The highlights for this week at babsim were Project Management and Business Analysis.
Dave Wirick was back again (I think he’s just going to move in) with a packed class this week and it was a huge success! Our PMP class is really hot right now, and the next one on tap is nearly full. If you want to get some of the best Project Management training in the country you need to sign up ASAP! Here are the next couple dates:
8/15/11-8/19/11 and 10/3/11-10/7/11
This workshop is intended to prepare you to successfully take the PMP® exam, and the flow of the course is directed toward that end. The workshop will employ a case study that will be referred to throughout.
On the Business Analysis side of things, we ran another successful CBAP class this week and we have a full slate of BA classes coming at you for the rest of the year!

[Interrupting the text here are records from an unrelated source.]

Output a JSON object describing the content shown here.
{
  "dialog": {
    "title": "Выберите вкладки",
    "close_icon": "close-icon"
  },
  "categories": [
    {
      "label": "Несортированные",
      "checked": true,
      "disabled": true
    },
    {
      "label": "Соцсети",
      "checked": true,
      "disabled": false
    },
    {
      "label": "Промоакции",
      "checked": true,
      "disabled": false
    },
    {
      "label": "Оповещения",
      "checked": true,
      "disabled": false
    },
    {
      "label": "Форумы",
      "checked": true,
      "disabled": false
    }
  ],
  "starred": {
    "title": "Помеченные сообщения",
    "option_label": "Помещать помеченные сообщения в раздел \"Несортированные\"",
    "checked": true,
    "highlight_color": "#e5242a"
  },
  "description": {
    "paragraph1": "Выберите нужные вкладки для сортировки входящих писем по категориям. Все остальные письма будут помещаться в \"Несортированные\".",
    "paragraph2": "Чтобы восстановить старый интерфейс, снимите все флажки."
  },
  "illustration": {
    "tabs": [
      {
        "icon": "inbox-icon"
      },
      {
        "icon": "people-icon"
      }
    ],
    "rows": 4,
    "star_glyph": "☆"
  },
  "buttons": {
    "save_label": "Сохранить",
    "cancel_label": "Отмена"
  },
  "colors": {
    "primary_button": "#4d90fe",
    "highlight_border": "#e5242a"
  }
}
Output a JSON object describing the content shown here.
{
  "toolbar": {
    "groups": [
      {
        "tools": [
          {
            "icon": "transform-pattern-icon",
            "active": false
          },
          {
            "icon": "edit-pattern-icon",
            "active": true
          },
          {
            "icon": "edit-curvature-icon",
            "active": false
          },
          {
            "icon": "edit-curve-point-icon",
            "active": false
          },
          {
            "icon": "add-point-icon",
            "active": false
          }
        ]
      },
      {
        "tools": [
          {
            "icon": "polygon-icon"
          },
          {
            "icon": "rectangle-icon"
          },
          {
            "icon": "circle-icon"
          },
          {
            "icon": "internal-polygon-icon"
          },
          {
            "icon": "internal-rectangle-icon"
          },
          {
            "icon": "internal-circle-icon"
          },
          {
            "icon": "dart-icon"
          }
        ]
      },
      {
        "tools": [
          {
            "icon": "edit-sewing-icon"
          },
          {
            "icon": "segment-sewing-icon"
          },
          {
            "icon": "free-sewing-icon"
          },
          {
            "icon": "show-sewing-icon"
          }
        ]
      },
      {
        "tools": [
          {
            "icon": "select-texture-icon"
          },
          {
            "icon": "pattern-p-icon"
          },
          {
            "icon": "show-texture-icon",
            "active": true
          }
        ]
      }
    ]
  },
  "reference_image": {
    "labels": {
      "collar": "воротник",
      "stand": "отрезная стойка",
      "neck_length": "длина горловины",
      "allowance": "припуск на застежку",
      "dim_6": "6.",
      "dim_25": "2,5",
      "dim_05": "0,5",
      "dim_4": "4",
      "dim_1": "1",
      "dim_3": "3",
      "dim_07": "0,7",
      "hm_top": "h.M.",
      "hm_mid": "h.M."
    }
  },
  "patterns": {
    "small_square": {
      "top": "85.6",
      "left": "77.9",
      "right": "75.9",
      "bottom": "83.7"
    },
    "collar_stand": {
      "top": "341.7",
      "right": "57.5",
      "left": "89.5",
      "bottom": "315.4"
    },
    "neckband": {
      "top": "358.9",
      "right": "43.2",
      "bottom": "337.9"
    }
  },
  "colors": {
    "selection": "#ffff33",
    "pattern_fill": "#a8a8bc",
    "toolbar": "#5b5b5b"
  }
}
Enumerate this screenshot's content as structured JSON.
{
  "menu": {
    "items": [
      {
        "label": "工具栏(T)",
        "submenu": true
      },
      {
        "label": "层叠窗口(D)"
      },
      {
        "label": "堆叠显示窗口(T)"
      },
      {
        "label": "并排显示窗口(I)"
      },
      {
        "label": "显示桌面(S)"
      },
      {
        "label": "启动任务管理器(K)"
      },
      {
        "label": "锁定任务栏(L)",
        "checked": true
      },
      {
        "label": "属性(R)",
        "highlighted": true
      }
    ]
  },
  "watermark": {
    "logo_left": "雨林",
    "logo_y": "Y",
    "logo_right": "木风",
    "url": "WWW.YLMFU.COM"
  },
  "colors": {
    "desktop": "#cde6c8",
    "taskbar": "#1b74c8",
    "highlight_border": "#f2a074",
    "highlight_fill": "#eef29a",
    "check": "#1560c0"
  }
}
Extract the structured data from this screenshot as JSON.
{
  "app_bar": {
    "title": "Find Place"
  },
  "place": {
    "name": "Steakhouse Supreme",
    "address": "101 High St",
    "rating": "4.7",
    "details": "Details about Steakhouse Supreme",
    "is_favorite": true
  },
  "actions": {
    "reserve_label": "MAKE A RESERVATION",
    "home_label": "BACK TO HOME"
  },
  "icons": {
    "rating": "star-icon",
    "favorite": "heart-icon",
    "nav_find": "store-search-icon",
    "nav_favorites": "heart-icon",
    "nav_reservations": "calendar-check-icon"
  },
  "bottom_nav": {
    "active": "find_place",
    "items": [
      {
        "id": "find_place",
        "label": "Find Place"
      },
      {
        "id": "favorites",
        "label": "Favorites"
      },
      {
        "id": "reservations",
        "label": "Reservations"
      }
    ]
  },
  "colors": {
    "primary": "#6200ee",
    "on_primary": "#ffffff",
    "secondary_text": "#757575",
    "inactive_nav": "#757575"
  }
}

This workshop is intended to provide knowledge of what a business analyst should do and how they should do it. More importantly, however, this workshop is designed to build a strong foundation in business analysis that can allow participants to understand why something should be done. It’s that “why” element that allows for understanding and
answering test questions.
The best way to ensure that projects meet the needs for which they were initiated is to apply a consistent requirements process and requirements management methods and tools. The goal of this workshop is to enhance the skills of project teams including those engaged in requirements elicitation and management and to increase the capability of an
organization to deliver products and services that meet user and stakeholder needs. It provides an overview and application of the processes of requirements management and is intended to allow participants to build requirements management processes that can help them increase the success of their projects
A critical role in requirements elicitation and management is played by the business analyst. Business analysts serve as the link between the business interests served by the project and the technology that will be employed to deliver the functionality required by it.
They are responsible for translating business needs into language that systems analysts can turn into a solution, for framing the problem and identifying the most appropriate solution. They keep the project focused on the needs for which it was initiated. They are often charged with gathering, documenting, and testing requirements, especially in software development and implementation projects.
I’ll be back next week with updates from the Microsoft Worldwide Partner Conference!